The Christmas season is upon us.  No doubt your church is already scheduled music, special services, and lighting the advent wreath.  Are you using this as a growth opportunity?

Have you advertised on community and online bulletin boards?  I posted notice for our church’s presentation on the ‘Events’ page of the local paper,and the 3  local TV stations and 3 radio stations that had events pages.  Posters went up at workplaces and stores that were amenible.  (Not many stores will post flyers at high impact times like this -for fear of alienating those that come later and don’t have space to post - but you can ask.)
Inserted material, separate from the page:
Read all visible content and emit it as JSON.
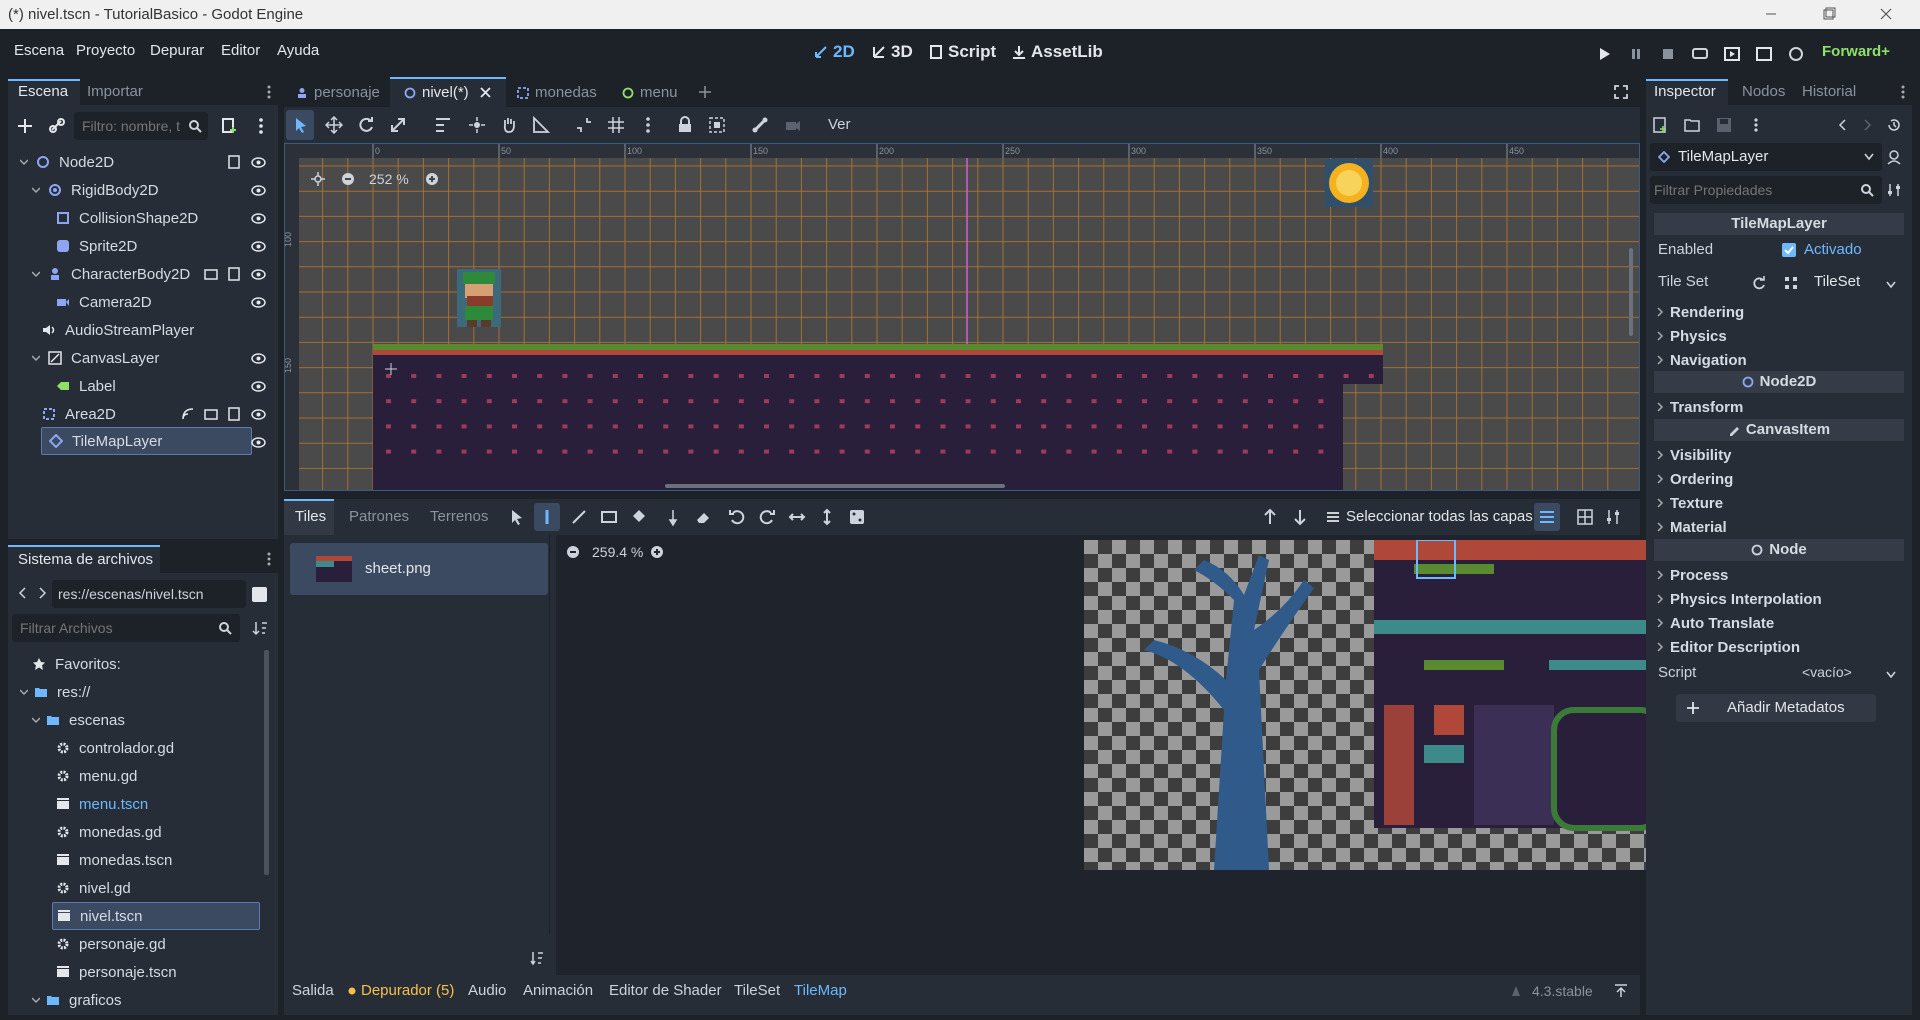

Every special music presentation should point the listener to an understanding of the miracle of Jesus’ birth.  If the music & story line doesn’t implicitly say so, the moderator or pastor must make the connection clear between the birth and death and resurrection.  Don’t assume everyone there is a believer.  I have a Jewish coworker coming to hear me sing, knowing it’s a church; she will hear the Gospel plainly.

I say this because I was chatting on an online news site last week and another mentioned he was a-theist; he wasn’t against God, just didn’t believe it was true.  He said his friends told him his lack of belief would send him to hell, but never told him how to be saved.  I mentioned that some believers don’t know how to share the faith, and pointed him to an online explanation of the plan of salvation.  He replied with thanks for my concern, at not condemning his position but offering a solution.  He said he’s never been told the Gospel before.

In your Christmas audience may be an uncle, grandma, child or friend who has never before clearly heard the Gospel.  They just came to hear the music, or to spend time with someone, or to keep peace in the family.  Never let the opportunity pass to provide a reason for the season.

Follow

Get every new post delivered to your Inbox.